Meanwhile, this issue is heating up. During the ILO’s March 2021 Governing Body meeting, the United States, Canada, New Zealand and United Kingdom jointly faulted the ILO’s 2020 Annual Report on fundamental rights for having failed to “reflect information on persistent or systemic labor rights deficits globally” — notably, “state-sponsored forced labor of vulnerable groups and minorities, including the agricultural and garment sectors, as well as mass transfers of forced laborers.” Although China was not named, there was no doubt as to the primary target of this statement.

At this critical juncture, it is in the interest of all global companies to call on the ILO to offer “technical assistance” to China, since Beijing may well view accepting such assistance as in its own interest.

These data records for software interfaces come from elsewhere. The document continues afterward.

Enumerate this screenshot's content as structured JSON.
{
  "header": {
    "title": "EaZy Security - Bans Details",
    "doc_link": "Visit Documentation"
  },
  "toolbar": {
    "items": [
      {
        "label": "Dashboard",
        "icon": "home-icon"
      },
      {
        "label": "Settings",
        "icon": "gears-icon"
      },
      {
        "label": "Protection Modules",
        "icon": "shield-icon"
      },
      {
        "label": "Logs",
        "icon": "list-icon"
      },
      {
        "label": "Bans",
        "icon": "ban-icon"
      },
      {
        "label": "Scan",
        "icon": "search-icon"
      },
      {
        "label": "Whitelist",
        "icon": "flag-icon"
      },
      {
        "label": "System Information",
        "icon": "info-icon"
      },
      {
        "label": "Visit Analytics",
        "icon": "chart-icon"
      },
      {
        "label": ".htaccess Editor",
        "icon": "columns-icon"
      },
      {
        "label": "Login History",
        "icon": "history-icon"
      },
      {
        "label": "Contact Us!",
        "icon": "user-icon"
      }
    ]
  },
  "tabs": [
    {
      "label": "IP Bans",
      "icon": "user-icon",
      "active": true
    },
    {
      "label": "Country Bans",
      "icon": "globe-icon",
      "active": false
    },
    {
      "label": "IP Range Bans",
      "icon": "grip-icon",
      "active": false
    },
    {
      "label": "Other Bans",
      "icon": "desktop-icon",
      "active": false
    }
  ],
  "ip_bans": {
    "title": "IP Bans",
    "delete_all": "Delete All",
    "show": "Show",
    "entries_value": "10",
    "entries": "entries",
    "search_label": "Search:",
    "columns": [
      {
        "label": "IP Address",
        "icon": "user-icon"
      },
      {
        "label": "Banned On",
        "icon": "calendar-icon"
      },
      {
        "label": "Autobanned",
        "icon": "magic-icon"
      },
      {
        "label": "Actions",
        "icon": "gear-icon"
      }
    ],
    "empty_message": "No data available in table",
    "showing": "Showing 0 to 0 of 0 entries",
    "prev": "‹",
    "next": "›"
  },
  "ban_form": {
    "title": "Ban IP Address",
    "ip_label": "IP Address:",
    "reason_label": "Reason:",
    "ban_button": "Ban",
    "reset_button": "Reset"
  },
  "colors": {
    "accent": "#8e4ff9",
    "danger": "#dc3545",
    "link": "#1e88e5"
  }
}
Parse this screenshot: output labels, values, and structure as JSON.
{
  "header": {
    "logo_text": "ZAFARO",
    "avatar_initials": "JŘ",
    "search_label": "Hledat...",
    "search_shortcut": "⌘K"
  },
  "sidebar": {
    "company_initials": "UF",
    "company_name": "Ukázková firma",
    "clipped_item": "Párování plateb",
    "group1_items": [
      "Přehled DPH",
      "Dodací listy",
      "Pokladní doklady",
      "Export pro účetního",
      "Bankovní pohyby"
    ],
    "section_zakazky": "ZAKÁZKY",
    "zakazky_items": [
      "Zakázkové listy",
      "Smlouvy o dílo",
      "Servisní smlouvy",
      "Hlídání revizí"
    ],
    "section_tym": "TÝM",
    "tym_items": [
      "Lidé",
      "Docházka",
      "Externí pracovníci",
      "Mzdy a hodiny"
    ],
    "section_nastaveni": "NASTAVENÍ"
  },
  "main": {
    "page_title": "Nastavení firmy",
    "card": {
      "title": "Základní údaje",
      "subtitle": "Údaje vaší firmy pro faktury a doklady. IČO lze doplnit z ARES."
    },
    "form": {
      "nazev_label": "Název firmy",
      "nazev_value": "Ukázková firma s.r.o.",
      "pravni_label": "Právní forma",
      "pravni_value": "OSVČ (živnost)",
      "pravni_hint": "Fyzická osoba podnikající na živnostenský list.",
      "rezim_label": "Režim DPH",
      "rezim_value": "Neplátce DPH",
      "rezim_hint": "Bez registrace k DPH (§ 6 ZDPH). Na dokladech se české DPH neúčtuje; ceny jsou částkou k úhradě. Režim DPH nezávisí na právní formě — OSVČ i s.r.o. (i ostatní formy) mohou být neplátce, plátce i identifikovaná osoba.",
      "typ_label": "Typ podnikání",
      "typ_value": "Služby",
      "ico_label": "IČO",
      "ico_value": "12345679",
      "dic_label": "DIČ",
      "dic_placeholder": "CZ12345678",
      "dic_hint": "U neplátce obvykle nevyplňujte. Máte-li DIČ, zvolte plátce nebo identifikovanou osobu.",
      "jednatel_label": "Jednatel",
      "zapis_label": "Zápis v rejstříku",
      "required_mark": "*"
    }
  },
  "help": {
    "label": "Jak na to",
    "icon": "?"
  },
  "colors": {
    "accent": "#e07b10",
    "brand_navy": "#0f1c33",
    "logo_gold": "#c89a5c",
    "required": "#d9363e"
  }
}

As the ILO’s recent success regarding Uzbekistan’s use of forced labor demonstrates, this could open up a realistic path to resolving the PRC’s forced labor question.  And the Senate’s Uyghur Forced Labor Prevention Act would remain waiting in the wings should an ILO remediation effort fail to realize its desired results.

Janice Bellace, professor of legal studies and business ethics at The Wharton School, was chairperson of the International Labor Organization’s (ILO) Committee of Experts from 2008-2010.

George Dragnich, a retired senior Foreign Service Officer, was an assistant director-general of the ILO from 2009-2011.

Editor's note: This article was edited after publication to remove a reference to Campbell Soup, which does not source any ingredients from the Xinjiang region.